Knox area third in state for high-paying advanced energy jobs, even more focus needed
“Advanced energy” is a part of many developing fields, but a new report says it’s time for it to come into its own in Tennessee.
It's already big in and around Knoxville, where Oak Ridge National Laboratory, the University of Tennessee and Tennessee Valley Authority help make this area third in the state for high-paying advanced energy jobs.
Advanced energy should become a “targeted industry cluster,” a focus for business recruitment and economic development, according to the report from the Howard Baker Jr. Center for Public Policy at UT. The report was sponsored by the Tennessee Advanced Energy Business Council.
UT's focus on advanced energy
Making advanced energy a targeted industry would include extra incentives, education, marketing, and encouragement of public/private partnerships, said Cortney Piper, vice president of TAEBC.
The Tennessee Department of Economic & Community Development spotlights key industries on its website already, she said. Those include a number of fields that already involve advanced energy, such as aerospace, automotive, chemicals, plastics, rubber, and energy technology in general.

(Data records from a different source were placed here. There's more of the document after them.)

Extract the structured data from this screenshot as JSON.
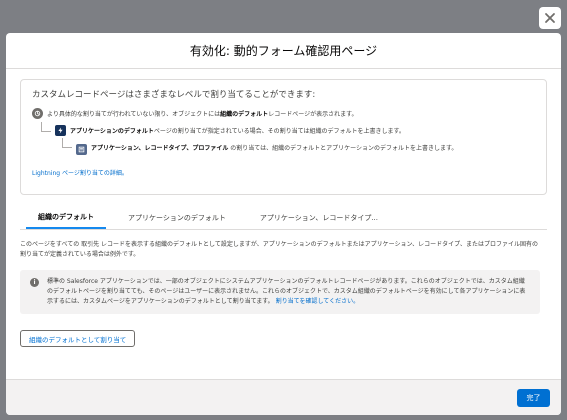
{
  "modal": {
    "title": "有効化: 動的フォーム確認用ページ",
    "close_icon": "close-icon"
  },
  "info_card": {
    "title": "カスタムレコードページはさまざまなレベルで割り当てることができます:",
    "row1": {
      "pre": "より具体的な割り当てが行われていない限り、オブジェクトには ",
      "bold": "組織のデフォルト",
      "post": " レコードページが表示されます。"
    },
    "row2": {
      "bold": "アプリケーションのデフォルト",
      "post": " ページの割り当てが指定されている場合、その割り当ては組織のデフォルトを上書きします。"
    },
    "row3": {
      "bold": "アプリケーション、レコードタイプ、プロファイル",
      "post": " の割り当ては、組織のデフォルトとアプリケーションのデフォルトを上書きします。"
    },
    "link": "Lightning ページ割り当ての詳細。"
  },
  "tabs": [
    {
      "label": "組織のデフォルト",
      "active": true
    },
    {
      "label": "アプリケーションのデフォルト",
      "active": false
    },
    {
      "label": "アプリケーション、レコードタイプ...",
      "active": false
    }
  ],
  "description": "このページをすべての 取引先 レコードを表示する組織のデフォルトとして設定しますが、アプリケーションのデフォルトまたはアプリケーション、レコードタイプ、またはプロファイル固有の割り当てが定義されている場合は例外です。",
  "note": {
    "text": "標準の Salesforce アプリケーションでは、一部のオブジェクトにシステムアプリケーションのデフォルトレコードページがあります。これらのオブジェクトでは、カスタム組織のデフォルトページを割り当てても、そのページはユーザーに表示されません。これらのオブジェクトで、カスタム組織のデフォルトページを有効にして各アプリケーションに表示するには、カスタムページをアプリケーションのデフォルトとして割り当てます。",
    "link": "割り当てを確認してください。"
  },
  "assign_button": "組織のデフォルトとして割り当て",
  "footer": {
    "done_button": "完了"
  }
}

“From a university standpoint, we’re very interested in further developing public-private partnerships,” said Stacey Patterson, vice president for research, outreach and economic development at UT.
UT’s focus is on developing the next generation of researchers and innovators in rapidly-changing advanced energy industries, she said. That description is very broad.
“It can range from things like electricians to engineers,” Patterson said.
One key to that is IACME, the Institute for Advanced Composites Manufacturing and Innovation, which is a cooperative effort of the U.S. Department of Energy and UT. In its third year, IACME involves more than 125 private entities, which present researchers with industry problems in need of solution, Patterson said. Those industries include fuel-efficient vehicles, wind turbines and compressed gas storage, all of which may use composite materials.
The new report is a follow-up to a 2015 study, which was based on 2013 data. This one is based on U.S. Census Bureau data from 2016. Definitions changed somewhat in three years, but the advanced energy sector broadly covers utilities and construction, manufacturing, information, and professional, scientific and technical services.
What, exactly, is advanced energy?
“Any technology that makes energy cleaner, safer, more secure, and more efficient is considered advanced energy,” the report said. That includes electric and hybrid cars, lightweight composite materials in manufacturing, pollution controls, bio-energy, more efficient buildings and industrial processes, smart grids, wind, solar and nuclear technology.
Those industries increased dramatically in Tennessee in the report’s three-year span, growing faster than the state’s overall rate of adding jobs.
As of 2016, nearly 360,000 Tennesseans had what are considered advanced energy jobs, nearly 14 percent of the state’s total employment, with a payroll of $21.4 billion. They provide more than 10 percent of state GDP.
Almost 80 percent of those jobs were concentrated in 20 of the state’s 95 counties. Nashville and Memphis are nearly tied as home to the state’s biggest advanced energy presence.
Knoxville is third, but has the most professional, scientific and technical service jobs, which tend to be the highest-paying. In the Knoxville area – which includes eight surrounding counties – there are twice as many advanced energy manufacturing jobs as professional, scientific and technical jobs, but their total payrolls are nearly equal, the report found. In 2016 the area had 2,720 businesses providing 52,541 advanced energy jobs, with a $3.1 billion payroll, the report said.
Report: UT, ORNL collaboration key
The report singles out UT as “a pivotal asset to supporting the state’s advanced energy economy,” due to partnerships with automotive manufacturers and parts companies, collaboration with ORNL on research, the 177-acre Cherokee Farm research park, involvement in solar energy and advanced manufacturing, and other high-level research.
Anderson County, home to ORNL, is eighth in the state for advanced energy jobs. One Anderson County business highlighted as an example is Centrus Energy, a supplier of nuclear fuel, which is partnering with ORNL to make uranium enrichment more efficient.
Tennessee is the top state for auto manufacturing, which has a heavy advanced energy presence, the report said.
An example of that is Japanese auto-parts maker DENSO, big enough to put Blount County at number nine in the state for advanced energy jobs.
In October 2017, DENSO opened a $400 million expansion on its existing Maryville campus, and announced a further $1 billion expansion planned to bring 1,000 more jobs over four years. That makes the Maryville complex DENSO’s largest factory in North America, allowing the company to shift production of advanced components from Japan, according to the study.
Source: Knoxville News Sentinel, by Jim Gaines
The East Tennessee Economic Development Agency markets and recruits business for the 15 counties in the greater Knoxville-Oak Ridge region of East Tennessee. Visit www.eteda.org
Published August 23, 2018